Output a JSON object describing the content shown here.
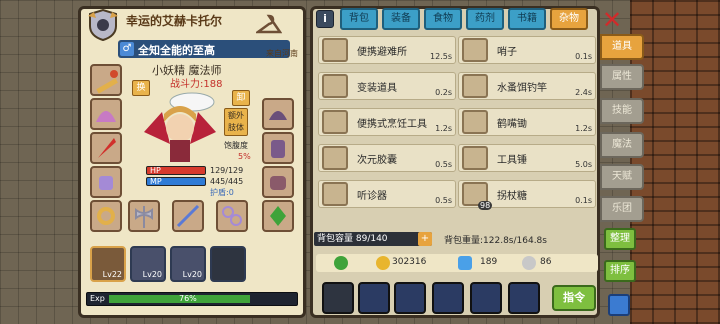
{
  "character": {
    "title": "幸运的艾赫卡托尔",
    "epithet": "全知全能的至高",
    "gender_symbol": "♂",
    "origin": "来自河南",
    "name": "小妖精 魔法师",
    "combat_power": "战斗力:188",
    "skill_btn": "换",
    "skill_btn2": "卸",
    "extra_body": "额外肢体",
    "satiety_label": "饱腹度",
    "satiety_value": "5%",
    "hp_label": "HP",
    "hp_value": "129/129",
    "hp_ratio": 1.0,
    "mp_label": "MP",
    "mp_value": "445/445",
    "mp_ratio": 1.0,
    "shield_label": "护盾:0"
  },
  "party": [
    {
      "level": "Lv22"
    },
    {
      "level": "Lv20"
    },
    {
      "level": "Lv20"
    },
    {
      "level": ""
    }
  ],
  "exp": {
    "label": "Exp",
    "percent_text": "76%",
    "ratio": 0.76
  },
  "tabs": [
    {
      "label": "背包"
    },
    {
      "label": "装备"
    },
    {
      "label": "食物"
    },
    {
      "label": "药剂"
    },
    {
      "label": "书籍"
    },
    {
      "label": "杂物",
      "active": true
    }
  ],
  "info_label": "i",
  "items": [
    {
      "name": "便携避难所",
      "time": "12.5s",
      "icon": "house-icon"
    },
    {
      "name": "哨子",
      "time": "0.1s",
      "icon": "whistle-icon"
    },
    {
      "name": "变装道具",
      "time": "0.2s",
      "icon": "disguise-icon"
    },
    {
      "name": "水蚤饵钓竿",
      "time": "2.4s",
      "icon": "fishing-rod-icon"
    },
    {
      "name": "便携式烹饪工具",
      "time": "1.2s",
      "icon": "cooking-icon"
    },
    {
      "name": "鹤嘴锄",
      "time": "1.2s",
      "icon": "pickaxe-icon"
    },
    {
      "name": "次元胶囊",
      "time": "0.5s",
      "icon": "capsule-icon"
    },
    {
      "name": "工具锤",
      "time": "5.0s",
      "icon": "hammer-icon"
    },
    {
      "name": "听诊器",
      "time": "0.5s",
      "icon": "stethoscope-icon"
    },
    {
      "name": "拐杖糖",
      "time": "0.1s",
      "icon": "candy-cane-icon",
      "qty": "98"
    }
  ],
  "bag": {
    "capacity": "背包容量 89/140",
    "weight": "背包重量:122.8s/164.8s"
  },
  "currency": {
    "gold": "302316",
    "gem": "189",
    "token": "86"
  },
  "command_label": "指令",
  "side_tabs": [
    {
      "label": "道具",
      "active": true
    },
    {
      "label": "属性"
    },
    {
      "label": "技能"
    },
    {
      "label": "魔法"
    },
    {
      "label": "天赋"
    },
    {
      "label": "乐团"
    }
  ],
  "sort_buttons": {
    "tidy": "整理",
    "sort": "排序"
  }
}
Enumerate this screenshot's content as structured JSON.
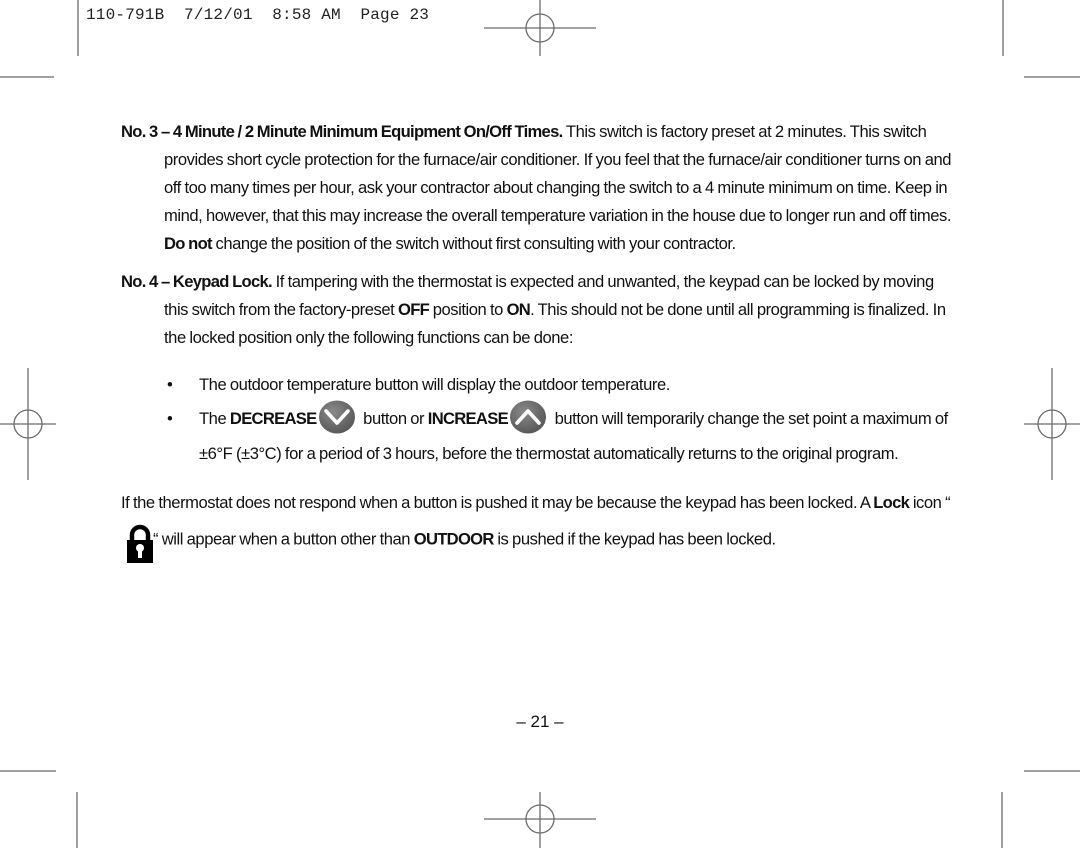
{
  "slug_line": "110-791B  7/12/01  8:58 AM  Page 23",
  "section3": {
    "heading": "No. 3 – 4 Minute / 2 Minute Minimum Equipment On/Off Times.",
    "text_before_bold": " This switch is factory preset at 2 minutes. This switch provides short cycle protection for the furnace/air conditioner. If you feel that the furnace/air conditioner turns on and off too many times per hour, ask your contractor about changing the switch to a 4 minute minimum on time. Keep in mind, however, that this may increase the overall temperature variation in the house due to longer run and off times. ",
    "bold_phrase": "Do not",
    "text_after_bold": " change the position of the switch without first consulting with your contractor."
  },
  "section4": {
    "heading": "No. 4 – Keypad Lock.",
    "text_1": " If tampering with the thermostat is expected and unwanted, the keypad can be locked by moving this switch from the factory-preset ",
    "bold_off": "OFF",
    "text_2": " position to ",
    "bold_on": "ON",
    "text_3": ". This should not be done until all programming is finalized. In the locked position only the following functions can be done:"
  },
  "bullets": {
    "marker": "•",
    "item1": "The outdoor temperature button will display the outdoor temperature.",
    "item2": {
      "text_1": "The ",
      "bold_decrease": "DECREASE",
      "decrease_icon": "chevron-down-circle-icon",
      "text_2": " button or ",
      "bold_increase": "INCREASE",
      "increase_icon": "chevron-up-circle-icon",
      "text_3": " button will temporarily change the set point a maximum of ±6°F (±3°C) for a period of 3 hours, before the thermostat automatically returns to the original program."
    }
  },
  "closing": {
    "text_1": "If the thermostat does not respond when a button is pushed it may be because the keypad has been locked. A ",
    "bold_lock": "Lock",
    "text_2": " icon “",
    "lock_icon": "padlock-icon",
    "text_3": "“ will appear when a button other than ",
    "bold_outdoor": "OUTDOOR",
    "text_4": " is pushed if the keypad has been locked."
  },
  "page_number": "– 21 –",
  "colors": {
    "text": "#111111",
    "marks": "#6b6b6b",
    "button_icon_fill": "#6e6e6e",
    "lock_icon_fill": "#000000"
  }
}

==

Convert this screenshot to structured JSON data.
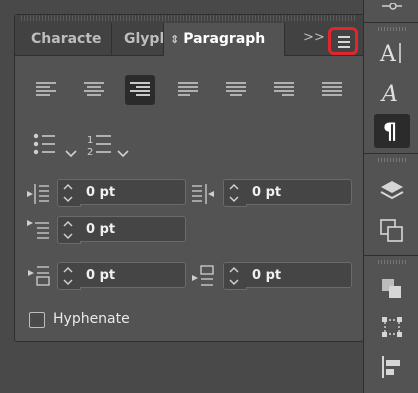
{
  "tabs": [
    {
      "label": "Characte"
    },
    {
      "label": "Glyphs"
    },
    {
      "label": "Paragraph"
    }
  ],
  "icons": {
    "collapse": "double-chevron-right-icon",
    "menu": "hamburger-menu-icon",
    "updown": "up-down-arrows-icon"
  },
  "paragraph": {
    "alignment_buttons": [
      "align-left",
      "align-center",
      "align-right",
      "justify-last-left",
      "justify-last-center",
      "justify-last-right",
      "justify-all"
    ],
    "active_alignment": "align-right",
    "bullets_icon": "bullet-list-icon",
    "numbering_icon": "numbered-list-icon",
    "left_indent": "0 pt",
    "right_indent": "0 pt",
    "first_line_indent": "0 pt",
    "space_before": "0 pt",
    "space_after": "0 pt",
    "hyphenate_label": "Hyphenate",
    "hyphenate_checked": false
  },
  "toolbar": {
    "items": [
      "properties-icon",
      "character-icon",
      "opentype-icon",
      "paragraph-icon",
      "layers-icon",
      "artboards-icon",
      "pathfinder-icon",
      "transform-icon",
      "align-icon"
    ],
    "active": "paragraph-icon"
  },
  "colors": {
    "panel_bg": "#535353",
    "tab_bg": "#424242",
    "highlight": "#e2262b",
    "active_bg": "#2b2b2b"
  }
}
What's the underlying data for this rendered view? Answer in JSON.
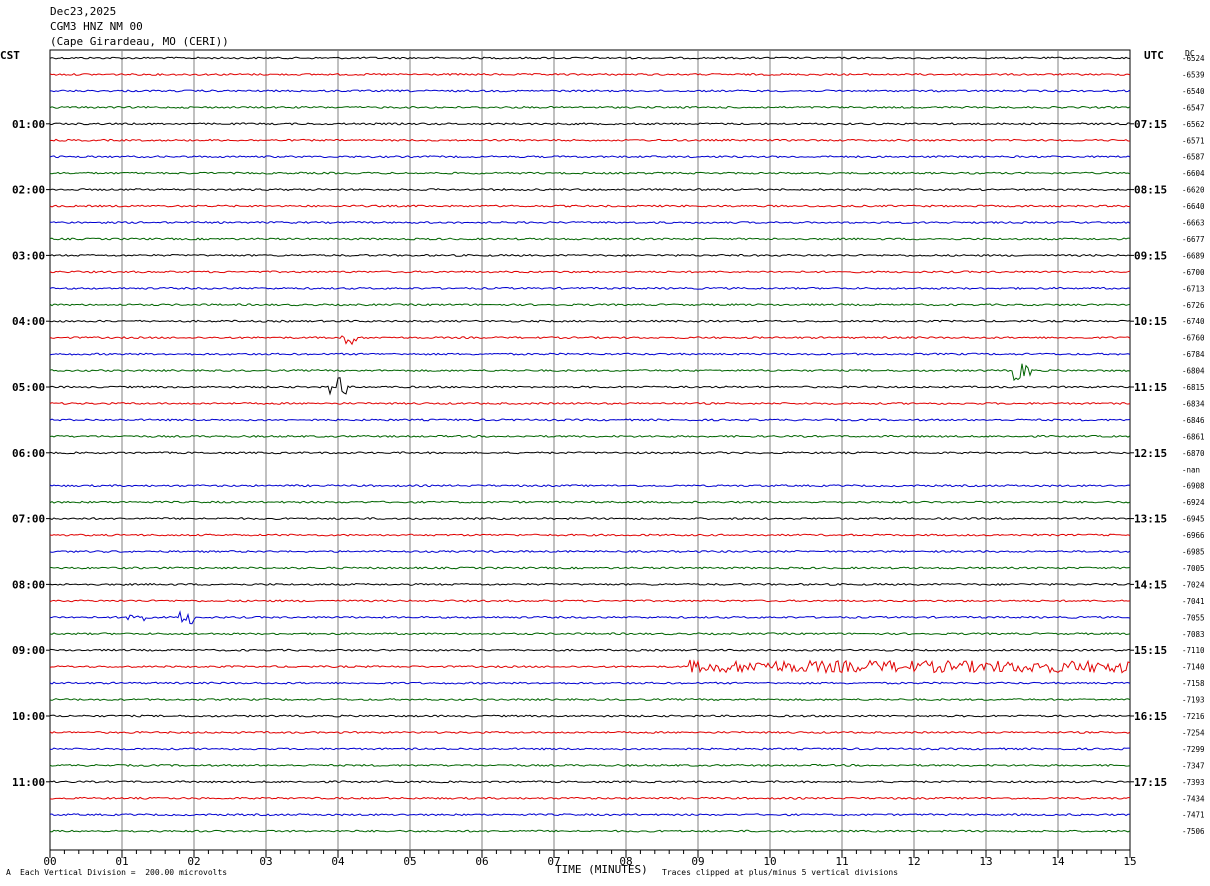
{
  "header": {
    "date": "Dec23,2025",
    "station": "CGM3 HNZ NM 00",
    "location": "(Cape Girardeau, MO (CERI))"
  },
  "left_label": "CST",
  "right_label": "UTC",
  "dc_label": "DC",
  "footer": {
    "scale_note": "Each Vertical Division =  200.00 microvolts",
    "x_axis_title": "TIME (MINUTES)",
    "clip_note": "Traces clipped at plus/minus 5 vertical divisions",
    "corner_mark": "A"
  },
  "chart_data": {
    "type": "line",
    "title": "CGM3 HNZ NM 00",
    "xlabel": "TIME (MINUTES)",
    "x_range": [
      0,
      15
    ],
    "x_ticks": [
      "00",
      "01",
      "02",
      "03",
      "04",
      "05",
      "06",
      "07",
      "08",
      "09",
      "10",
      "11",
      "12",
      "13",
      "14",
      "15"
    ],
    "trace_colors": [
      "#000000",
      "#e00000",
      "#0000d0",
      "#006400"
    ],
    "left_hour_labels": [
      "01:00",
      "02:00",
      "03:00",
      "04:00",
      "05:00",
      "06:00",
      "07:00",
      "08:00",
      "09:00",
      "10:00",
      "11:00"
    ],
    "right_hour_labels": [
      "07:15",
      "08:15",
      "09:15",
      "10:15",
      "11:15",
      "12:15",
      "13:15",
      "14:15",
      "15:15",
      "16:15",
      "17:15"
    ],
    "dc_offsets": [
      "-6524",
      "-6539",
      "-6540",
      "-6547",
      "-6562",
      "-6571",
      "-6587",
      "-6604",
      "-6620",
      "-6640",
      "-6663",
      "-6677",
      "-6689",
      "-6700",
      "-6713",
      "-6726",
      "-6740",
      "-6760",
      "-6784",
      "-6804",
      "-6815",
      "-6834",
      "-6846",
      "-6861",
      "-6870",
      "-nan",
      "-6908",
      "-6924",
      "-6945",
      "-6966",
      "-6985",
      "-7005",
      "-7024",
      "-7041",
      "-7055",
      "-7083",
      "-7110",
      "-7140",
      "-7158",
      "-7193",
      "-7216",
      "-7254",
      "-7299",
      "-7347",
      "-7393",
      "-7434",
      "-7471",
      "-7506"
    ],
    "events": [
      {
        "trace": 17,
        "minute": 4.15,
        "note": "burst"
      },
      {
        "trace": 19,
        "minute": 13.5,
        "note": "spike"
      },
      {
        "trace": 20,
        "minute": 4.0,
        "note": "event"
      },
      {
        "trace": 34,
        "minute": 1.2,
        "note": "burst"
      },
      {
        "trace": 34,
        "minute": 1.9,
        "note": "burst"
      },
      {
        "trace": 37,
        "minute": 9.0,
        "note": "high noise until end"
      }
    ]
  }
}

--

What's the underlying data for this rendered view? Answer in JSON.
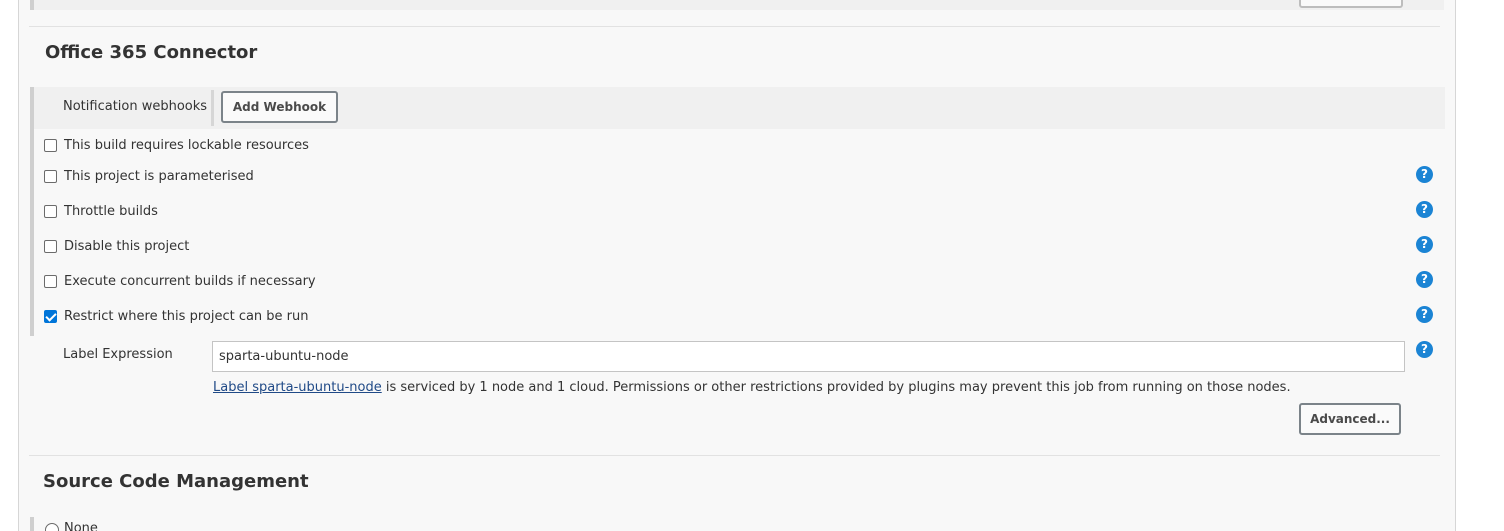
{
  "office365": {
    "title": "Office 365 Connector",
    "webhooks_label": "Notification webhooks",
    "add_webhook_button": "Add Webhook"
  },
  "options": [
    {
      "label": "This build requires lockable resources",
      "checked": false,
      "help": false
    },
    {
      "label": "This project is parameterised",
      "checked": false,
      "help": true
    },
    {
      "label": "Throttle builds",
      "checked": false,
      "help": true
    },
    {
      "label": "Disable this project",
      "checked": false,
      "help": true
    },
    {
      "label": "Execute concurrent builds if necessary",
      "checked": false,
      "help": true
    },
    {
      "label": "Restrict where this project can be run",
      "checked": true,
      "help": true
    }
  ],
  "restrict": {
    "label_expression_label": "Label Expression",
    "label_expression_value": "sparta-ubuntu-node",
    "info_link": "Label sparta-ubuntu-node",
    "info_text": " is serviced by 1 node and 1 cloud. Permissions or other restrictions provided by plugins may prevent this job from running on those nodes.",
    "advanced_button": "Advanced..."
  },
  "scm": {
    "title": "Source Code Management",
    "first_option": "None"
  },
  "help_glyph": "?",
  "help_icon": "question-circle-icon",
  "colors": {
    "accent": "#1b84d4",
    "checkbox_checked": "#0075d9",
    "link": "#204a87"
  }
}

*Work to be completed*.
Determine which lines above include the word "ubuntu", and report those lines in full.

*Written response*.
    "label_expression_value": "sparta-ubuntu-node",
    "info_link": "Label sparta-ubuntu-node",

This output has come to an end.